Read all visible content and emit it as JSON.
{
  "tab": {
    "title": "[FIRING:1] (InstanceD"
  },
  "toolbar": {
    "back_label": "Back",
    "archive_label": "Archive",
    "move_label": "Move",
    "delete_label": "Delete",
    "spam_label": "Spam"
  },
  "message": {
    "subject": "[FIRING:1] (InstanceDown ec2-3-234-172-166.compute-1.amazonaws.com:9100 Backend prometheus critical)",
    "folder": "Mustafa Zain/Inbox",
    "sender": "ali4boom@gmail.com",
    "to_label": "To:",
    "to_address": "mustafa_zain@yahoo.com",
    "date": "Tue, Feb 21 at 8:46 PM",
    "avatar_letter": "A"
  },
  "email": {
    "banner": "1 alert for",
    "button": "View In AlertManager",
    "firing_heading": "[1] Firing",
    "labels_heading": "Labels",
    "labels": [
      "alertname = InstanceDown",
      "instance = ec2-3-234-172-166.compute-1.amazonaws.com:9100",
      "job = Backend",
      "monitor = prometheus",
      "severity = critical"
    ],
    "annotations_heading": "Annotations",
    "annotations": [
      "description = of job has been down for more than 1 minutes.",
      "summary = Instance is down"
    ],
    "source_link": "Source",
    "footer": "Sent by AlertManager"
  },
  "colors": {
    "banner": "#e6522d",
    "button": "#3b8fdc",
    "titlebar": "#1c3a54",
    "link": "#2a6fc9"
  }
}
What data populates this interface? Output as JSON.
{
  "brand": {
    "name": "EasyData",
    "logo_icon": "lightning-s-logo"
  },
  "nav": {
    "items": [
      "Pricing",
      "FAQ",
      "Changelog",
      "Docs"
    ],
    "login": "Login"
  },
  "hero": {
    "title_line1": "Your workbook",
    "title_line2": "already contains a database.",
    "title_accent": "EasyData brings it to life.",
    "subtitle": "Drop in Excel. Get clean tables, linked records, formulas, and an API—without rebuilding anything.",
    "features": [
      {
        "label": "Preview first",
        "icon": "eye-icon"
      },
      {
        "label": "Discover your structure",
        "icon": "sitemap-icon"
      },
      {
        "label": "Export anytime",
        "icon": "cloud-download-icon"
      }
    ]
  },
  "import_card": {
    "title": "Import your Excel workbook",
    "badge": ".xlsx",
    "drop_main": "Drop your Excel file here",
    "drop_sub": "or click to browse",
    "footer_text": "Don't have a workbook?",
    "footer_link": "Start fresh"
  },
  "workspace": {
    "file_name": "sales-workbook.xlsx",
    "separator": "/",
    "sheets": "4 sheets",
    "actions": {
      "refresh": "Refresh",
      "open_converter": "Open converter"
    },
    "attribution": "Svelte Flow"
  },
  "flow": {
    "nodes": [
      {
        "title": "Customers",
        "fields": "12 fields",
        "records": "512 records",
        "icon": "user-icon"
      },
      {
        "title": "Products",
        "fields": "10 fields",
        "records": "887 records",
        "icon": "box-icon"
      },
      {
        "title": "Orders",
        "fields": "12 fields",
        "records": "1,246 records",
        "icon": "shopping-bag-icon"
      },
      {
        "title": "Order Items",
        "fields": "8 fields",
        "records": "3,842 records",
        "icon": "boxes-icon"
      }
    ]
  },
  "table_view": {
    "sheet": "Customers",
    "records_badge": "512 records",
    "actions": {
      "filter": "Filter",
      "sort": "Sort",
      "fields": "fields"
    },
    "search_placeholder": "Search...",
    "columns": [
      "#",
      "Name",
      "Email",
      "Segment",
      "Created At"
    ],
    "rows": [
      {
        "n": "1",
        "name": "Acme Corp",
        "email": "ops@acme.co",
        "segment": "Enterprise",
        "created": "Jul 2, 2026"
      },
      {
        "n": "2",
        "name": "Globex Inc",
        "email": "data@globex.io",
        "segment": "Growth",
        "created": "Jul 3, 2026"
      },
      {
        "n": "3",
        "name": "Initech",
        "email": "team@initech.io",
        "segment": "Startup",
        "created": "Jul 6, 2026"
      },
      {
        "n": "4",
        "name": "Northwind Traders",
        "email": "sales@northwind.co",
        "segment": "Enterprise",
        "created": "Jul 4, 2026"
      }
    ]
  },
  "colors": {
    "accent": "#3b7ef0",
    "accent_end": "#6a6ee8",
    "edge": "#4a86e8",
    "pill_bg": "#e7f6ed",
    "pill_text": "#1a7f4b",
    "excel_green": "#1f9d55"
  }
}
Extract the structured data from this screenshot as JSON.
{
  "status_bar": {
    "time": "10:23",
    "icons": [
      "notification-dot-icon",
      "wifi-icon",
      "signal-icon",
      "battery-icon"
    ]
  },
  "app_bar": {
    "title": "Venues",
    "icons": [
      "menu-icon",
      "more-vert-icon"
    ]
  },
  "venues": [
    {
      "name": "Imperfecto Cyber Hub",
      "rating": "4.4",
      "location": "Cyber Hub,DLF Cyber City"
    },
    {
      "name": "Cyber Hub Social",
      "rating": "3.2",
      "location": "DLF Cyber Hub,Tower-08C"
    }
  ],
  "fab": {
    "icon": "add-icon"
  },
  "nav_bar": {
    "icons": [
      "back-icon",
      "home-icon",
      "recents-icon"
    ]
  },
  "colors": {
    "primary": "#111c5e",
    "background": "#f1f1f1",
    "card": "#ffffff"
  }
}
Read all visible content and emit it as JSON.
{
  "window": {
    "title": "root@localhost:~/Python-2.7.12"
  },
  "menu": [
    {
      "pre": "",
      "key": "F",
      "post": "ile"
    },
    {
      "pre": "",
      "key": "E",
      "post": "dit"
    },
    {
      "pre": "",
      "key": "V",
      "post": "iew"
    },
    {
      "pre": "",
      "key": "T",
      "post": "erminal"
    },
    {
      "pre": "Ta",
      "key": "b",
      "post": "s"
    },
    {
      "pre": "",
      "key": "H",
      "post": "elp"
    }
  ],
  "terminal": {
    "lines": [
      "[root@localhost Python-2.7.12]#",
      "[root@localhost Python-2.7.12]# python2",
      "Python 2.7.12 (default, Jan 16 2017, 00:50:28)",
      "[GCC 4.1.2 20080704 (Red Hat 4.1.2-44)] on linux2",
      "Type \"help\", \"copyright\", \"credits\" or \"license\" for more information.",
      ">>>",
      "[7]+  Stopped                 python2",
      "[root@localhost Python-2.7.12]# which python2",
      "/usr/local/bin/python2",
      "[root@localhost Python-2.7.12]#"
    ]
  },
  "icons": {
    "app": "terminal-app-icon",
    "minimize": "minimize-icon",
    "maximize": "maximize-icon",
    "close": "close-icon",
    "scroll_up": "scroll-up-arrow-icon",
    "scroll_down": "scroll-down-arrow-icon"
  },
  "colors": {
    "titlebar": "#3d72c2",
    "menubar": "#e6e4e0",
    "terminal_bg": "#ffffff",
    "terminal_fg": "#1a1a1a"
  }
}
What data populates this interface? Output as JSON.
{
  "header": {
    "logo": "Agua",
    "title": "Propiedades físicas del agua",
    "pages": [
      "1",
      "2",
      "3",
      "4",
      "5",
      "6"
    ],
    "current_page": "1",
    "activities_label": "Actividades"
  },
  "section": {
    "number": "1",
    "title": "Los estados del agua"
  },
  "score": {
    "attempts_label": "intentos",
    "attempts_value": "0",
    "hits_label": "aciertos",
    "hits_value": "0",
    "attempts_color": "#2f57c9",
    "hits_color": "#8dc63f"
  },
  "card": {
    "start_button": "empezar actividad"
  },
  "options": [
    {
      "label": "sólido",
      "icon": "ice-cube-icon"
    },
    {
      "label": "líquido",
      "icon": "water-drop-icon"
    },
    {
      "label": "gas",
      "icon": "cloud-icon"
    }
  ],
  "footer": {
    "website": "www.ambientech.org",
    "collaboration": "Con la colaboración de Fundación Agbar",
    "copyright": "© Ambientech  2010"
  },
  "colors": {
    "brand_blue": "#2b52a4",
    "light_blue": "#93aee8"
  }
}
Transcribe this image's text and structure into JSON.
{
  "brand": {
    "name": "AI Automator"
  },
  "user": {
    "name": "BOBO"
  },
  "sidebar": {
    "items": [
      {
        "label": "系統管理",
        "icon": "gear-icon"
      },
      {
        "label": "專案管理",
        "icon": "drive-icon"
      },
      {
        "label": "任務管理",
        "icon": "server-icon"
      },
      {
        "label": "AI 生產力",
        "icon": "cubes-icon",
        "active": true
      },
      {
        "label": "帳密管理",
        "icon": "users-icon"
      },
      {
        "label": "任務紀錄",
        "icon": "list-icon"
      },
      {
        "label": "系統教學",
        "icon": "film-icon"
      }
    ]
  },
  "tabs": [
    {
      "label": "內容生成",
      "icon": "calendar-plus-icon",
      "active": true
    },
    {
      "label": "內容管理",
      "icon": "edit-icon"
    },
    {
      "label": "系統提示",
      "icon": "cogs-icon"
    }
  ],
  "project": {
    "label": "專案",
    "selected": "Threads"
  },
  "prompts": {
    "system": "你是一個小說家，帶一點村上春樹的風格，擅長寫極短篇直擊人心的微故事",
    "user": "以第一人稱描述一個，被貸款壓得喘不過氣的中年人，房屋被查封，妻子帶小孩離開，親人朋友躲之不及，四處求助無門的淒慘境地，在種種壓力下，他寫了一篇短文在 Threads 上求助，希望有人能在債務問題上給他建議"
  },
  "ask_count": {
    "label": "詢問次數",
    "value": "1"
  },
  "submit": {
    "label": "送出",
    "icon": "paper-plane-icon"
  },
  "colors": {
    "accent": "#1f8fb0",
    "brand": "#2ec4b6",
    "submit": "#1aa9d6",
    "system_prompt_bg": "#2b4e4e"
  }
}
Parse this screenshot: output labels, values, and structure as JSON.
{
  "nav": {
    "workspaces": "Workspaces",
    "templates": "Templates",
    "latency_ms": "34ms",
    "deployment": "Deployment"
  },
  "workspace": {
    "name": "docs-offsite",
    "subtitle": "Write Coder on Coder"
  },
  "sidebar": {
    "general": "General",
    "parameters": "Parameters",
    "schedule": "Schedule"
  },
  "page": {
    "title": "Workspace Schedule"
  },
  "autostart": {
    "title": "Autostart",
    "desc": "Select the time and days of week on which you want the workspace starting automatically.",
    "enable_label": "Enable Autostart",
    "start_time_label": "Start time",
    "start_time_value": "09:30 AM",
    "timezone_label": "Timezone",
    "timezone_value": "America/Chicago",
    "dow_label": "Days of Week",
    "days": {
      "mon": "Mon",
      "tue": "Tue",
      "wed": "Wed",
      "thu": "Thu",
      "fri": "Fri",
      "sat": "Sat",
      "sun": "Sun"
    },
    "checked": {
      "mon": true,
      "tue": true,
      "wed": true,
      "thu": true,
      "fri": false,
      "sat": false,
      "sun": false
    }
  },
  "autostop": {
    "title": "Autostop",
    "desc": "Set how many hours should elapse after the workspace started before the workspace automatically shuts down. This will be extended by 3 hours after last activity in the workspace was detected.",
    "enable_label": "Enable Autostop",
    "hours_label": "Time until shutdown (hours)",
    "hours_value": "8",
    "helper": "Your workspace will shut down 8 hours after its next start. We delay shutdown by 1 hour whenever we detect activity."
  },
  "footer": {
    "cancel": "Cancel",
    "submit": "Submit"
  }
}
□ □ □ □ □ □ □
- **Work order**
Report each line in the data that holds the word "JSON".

- **Output of the exercise**
Read all visible content and emit it as JSON.
What data populates this interface? Output as JSON.
Extract the structured data from this screenshot as JSON.
Read all visible content and emit it as JSON.
What data populates this interface? Output as JSON.
Transcribe this image's text and structure into JSON.
Parse this screenshot: output labels, values, and structure as JSON.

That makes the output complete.